With the mushroom spawn added to the grounds, the kits are now ready to be boxed.
"It was a win-win," Velez said. "We had already noticed that they hated dealing with the coffee grounds."
To top it off, Peet's decided to pay Velez and Arora instead of a waste-management firm to dispose of their coffee grounds. Once back at their warehouse, all liquid had to be removed from the grounds.
"We would be straining the coffee grounds in colanders thinking we were crazy," Velez laughed.
But all the work was worth it. Velez and Arora routinely got large crops of oyster mushrooms in as little as 10 days. At this point, they were selling the mushrooms wholesale to Whole Foods and other retailers. It dawned on them that if they could grow mushrooms, anybody could.
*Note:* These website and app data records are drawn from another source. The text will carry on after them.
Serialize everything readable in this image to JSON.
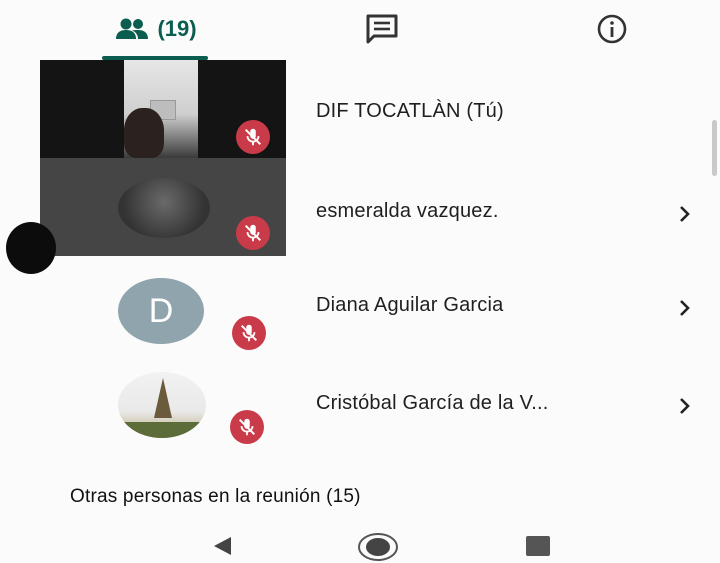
{
  "tabs": {
    "people": {
      "icon": "people-icon",
      "count": "(19)",
      "selected": true
    },
    "chat": {
      "icon": "chat-icon"
    },
    "info": {
      "icon": "info-icon"
    }
  },
  "participants": [
    {
      "name": "DIF TOCATLÀN (Tú)",
      "avatar": "video-tile",
      "muted": true,
      "chevron": false
    },
    {
      "name": "esmeralda vazquez.",
      "avatar": "video-tile",
      "muted": true,
      "chevron": true
    },
    {
      "name": "Diana Aguilar Garcia",
      "avatar_letter": "D",
      "muted": true,
      "chevron": true
    },
    {
      "name": "Cristóbal García de la V...",
      "avatar": "photo",
      "muted": true,
      "chevron": true
    }
  ],
  "section_label": "Otras personas en la reunión (15)",
  "navbar": {
    "back": "back-icon",
    "home": "home-icon",
    "recents": "recents-icon"
  },
  "colors": {
    "accent": "#0b5e4f",
    "mute_badge": "#c93b48",
    "letter_avatar": "#8fa4ad"
  }
}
Arora and Velez say teamwork is the secret to their company's success.
"We knew nothing about it, so we could create kits for others who knew nothing about it," Velez said.
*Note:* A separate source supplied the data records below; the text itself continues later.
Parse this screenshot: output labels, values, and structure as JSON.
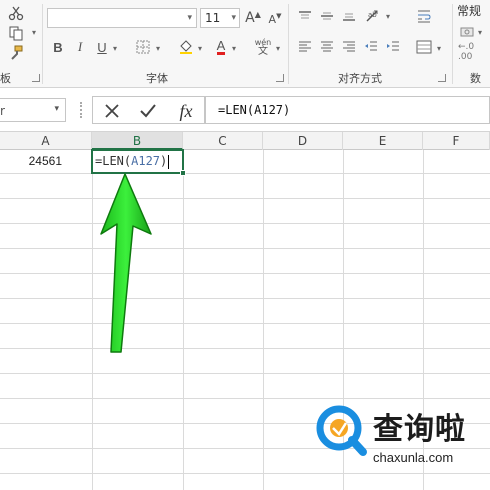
{
  "ribbon": {
    "clipboard_group_partial": "板",
    "font_group_label": "字体",
    "alignment_group_label": "对齐方式",
    "number_group_partial": "数字",
    "font_size": "11",
    "bold_label": "B",
    "italic_label": "I",
    "underline_label": "U",
    "grow_font_label": "A",
    "shrink_font_label": "A",
    "font_color_label": "A",
    "phonetic_label": "wén",
    "number_format": "常规"
  },
  "formula_bar": {
    "name_box_fragment": "r",
    "cancel_icon": "close-icon",
    "enter_icon": "check-icon",
    "function_label": "fx",
    "formula": "=LEN(A127)"
  },
  "sheet": {
    "columns": [
      "A",
      "B",
      "C",
      "D",
      "E",
      "F"
    ],
    "selected_column": "B",
    "cell_a_value": "24561",
    "cell_b_prefix": "=LEN(",
    "cell_b_ref": "A127",
    "cell_b_suffix": ")"
  },
  "annotation": {
    "arrow_color": "#22dd22",
    "arrow_direction": "up"
  },
  "watermark": {
    "brand": "查询啦",
    "url": "chaxunla.com",
    "logo_colors": [
      "#1a8ee0",
      "#f5a623"
    ]
  },
  "colors": {
    "accent": "#217346",
    "ribbon_bg": "#f7f7f7"
  }
}
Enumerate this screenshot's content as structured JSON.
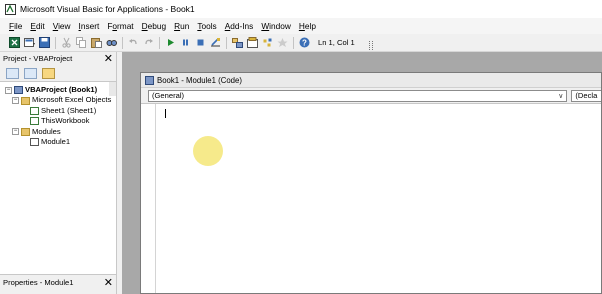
{
  "window": {
    "title": "Microsoft Visual Basic for Applications - Book1"
  },
  "menu": [
    {
      "label": "File",
      "accel": "F",
      "rest": "ile"
    },
    {
      "label": "Edit",
      "accel": "E",
      "rest": "dit"
    },
    {
      "label": "View",
      "accel": "V",
      "rest": "iew"
    },
    {
      "label": "Insert",
      "accel": "I",
      "rest": "nsert"
    },
    {
      "label": "Format",
      "accel": "o",
      "pre": "F",
      "rest": "rmat"
    },
    {
      "label": "Debug",
      "accel": "D",
      "rest": "ebug"
    },
    {
      "label": "Run",
      "accel": "R",
      "rest": "un"
    },
    {
      "label": "Tools",
      "accel": "T",
      "rest": "ools"
    },
    {
      "label": "Add-Ins",
      "accel": "A",
      "rest": "dd-Ins"
    },
    {
      "label": "Window",
      "accel": "W",
      "rest": "indow"
    },
    {
      "label": "Help",
      "accel": "H",
      "rest": "elp"
    }
  ],
  "toolbar": {
    "status": "Ln 1, Col 1"
  },
  "project_panel": {
    "title": "Project - VBAProject",
    "tree": {
      "root": "VBAProject (Book1)",
      "excel_objects": "Microsoft Excel Objects",
      "sheet1": "Sheet1 (Sheet1)",
      "thisworkbook": "ThisWorkbook",
      "modules": "Modules",
      "module1": "Module1"
    }
  },
  "properties_panel": {
    "title": "Properties - Module1"
  },
  "code_window": {
    "title": "Book1 - Module1 (Code)",
    "object_combo": "(General)",
    "proc_combo": "(Decla"
  },
  "colors": {
    "mdi_background": "#a8a8a8",
    "cursor_highlight": "#f6e985"
  }
}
And so, the Back to the Roots mushroom kit was born. The brown cardboard boxes are now sold online and at more than 1,000 retailers (www.backtotheroots.com).
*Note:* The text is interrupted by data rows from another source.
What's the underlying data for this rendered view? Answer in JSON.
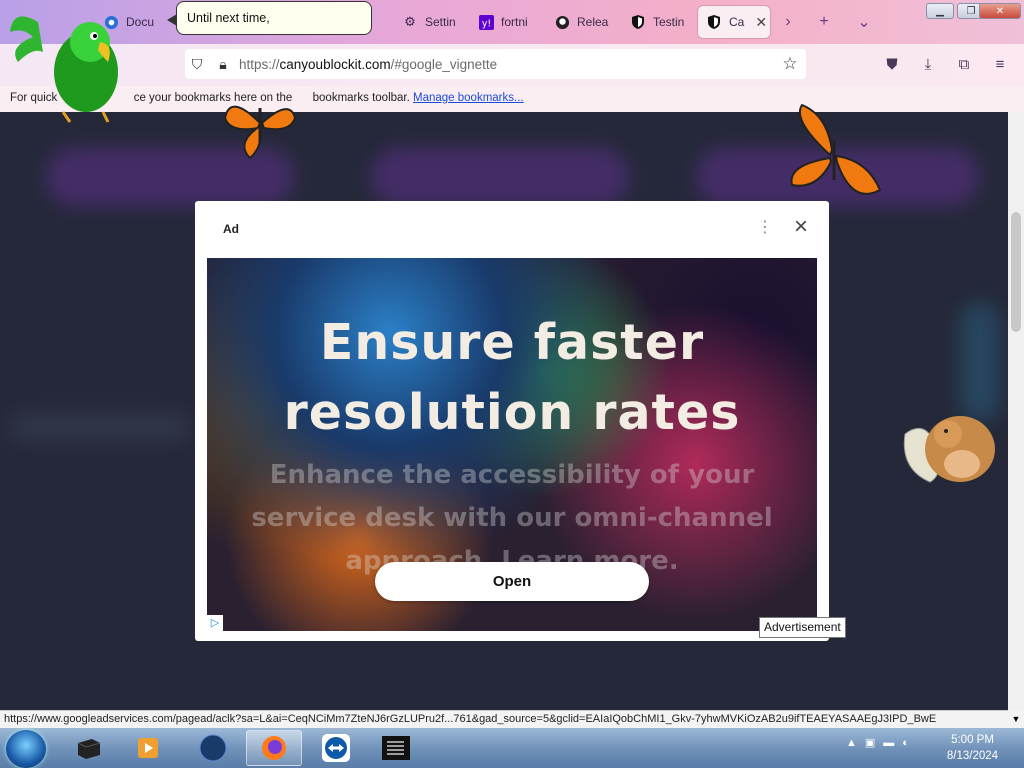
{
  "browser": {
    "tabs": [
      {
        "title": "Docu",
        "icon": "docs-icon"
      },
      {
        "title": "Settin",
        "icon": "gear-icon"
      },
      {
        "title": "fortni",
        "icon": "yahoo-icon"
      },
      {
        "title": "Relea",
        "icon": "github-icon"
      },
      {
        "title": "Testin",
        "icon": "shield-icon"
      },
      {
        "title": "Ca",
        "icon": "shield-icon",
        "active": true
      }
    ],
    "url": {
      "protocol": "https://",
      "host": "canyoublockit.com",
      "path": "/#google_vignette"
    },
    "bookmarks_text_1": "For quick",
    "bookmarks_text_2": "ce your bookmarks here on the",
    "bookmarks_text_3": "bookmarks toolbar.",
    "bookmarks_link": "Manage bookmarks..."
  },
  "ad": {
    "label": "Ad",
    "headline_1": "Ensure faster",
    "headline_2": "resolution rates",
    "sub_1": "Enhance the accessibility of your",
    "sub_2": "service desk with our omni-channel",
    "sub_3": "approach. Learn more.",
    "cta": "Open",
    "tooltip": "Advertisement"
  },
  "overlay": {
    "bubble_text": "Until next time,"
  },
  "status_url": "https://www.googleadservices.com/pagead/aclk?sa=L&ai=CeqNCiMm7ZteNJ6rGzLUPru2f...761&gad_source=5&gclid=EAIaIQobChMI1_Gkv-7yhwMVKiOzAB2u9ifTEAEYASAAEgJ3IPD_BwE",
  "taskbar": {
    "time": "5:00 PM",
    "date": "8/13/2024"
  },
  "colors": {
    "tab_gradient_start": "#b8a0e8",
    "tab_gradient_end": "#f0c0d8",
    "page_bg": "#242838",
    "link": "#1a4bd8"
  }
}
Misting the kits twice a day encourages mushroom growth.
If you walk into Back to the Roots' 10,000-square-foot warehouse in Oakland–their sixth location to date–you are hit by the roasted aroma of coffee grounds. A machine now removes the liquid from recycled grounds, after which they are pressed to dry, packed in clear bags and set on ventilated racks. Next, a handful of oyster mushroom spawn is introduced into the coffee grounds.
In three weeks, the small bags go from a light and fluffy concoction to a dense, brick-like mass in which you can see the white mycelium, or vegetative part of the fungus, taking shape. At this point, the bags are resealed and placed into brown cardboard boxes where they remain dormant until the customer opens them. Once exposed to water (via misting) and light, the kits produce 1 1/2 pounds of oyster mushrooms.
But what to do with the company's waste byproduct?
As Arora put it: "What did two naïve entrepreneurs do who really didn't know what to do? We put it on Craigslist."
Within two weeks, they had a two-month back order on what proved to be a premium soil amendment that they now market as well.
Max Cadji, right, and Toveo Hill, far left, of Phat Beets Produce help Back to the Roots founders and employees spread their premium soil amendment at Dover Street Park in Oakland.
In the spirit of nourishing the community that has supported them, Back to the Roots donates soil amendment and mushroom kits to a wide variety of schools, organizations and community gardens—such as the one at Dover Street Park in Oakland, a few blocks from their warehouse, where 35 fruit trees blossom every spring and a variety of vegetables grow.
"We are trying to bring fresh produce to the community of Oakland," said Toveo Hill, a youth coordinator with Phat Beets Produce, a group that helps bring fresh produce to those in need (www.phatbeetsproduce.org).
"Families can come by and leave with a bag of groceries," added Max Cadji, another leader of Phat Beets.
In addition to providing local families with food, the Back to the Roots entrepreneurial experience has provided jobs to about two dozen people and given Arora and Velez a new appreciation for agriculture.
"You are making tangible products, tangible goods. It is very real," Velez said. "There is something that is being produced by someone, hands are touching it and jobs are being created. That is very, very exciting."
Ross adds that after 20 years of teaching thousands of students, it's rewarding to watch Arora and Velez follow their passion.
"These two guys really stand out as people who will make a difference," the professor said.
Mushrooms in three steps
The Back to the Roots mushroom kit is ready to harvest 10 days after initiating mushroom growth in the following three steps.
Step 1: Mushrooms thrive indoors and away from direct sunlight. Opening the box and cutting into the soil bag exposes the mixture to light and shocks the mushrooms.
Step 2: Misting twice a day serves as the second shock to the mushrooms—a signal to wake up and start growing.
Step 3: Repeating the process on the opposite side of the box will yield a total harvest of about 1 1/2 pounds of oyster mushrooms.